| Data supplied |

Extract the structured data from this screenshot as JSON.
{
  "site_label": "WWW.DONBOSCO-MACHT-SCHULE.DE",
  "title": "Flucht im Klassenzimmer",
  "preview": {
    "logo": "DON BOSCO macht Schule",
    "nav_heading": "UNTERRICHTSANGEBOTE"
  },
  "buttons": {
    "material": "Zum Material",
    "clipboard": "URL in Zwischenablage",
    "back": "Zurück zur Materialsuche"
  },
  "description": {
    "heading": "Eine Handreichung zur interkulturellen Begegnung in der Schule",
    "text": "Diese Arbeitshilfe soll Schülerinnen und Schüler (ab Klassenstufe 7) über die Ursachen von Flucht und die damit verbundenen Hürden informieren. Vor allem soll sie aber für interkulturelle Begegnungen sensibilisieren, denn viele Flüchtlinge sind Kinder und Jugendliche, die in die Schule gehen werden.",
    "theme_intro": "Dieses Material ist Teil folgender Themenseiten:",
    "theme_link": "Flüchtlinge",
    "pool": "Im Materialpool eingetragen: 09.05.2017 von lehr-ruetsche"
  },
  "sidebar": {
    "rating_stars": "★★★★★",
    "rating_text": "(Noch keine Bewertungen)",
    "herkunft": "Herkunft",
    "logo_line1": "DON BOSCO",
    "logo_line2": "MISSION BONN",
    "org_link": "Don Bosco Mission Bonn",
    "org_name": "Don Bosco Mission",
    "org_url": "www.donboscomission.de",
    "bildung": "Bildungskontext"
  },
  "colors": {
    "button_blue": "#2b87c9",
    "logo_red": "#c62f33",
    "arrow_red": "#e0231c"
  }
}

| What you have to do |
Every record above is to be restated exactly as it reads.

| Expected output |
Extract the structured data from this screenshot as JSON.
{
  "site_label": "WWW.DONBOSCO-MACHT-SCHULE.DE",
  "title": "Flucht im Klassenzimmer",
  "preview": {
    "logo": "DON BOSCO macht Schule",
    "nav_heading": "UNTERRICHTSANGEBOTE"
  },
  "buttons": {
    "material": "Zum Material",
    "clipboard": "URL in Zwischenablage",
    "back": "Zurück zur Materialsuche"
  },
  "description": {
    "heading": "Eine Handreichung zur interkulturellen Begegnung in der Schule",
    "text": "Diese Arbeitshilfe soll Schülerinnen und Schüler (ab Klassenstufe 7) über die Ursachen von Flucht und die damit verbundenen Hürden informieren. Vor allem soll sie aber für interkulturelle Begegnungen sensibilisieren, denn viele Flüchtlinge sind Kinder und Jugendliche, die in die Schule gehen werden.",
    "theme_intro": "Dieses Material ist Teil folgender Themenseiten:",
    "theme_link": "Flüchtlinge",
    "pool": "Im Materialpool eingetragen: 09.05.2017 von lehr-ruetsche"
  },
  "sidebar": {
    "rating_stars": "★★★★★",
    "rating_text": "(Noch keine Bewertungen)",
    "herkunft": "Herkunft",
    "logo_line1": "DON BOSCO",
    "logo_line2": "MISSION BONN",
    "org_link": "Don Bosco Mission Bonn",
    "org_name": "Don Bosco Mission",
    "org_url": "www.donboscomission.de",
    "bildung": "Bildungskontext"
  },
  "colors": {
    "button_blue": "#2b87c9",
    "logo_red": "#c62f33",
    "arrow_red": "#e0231c"
  }
}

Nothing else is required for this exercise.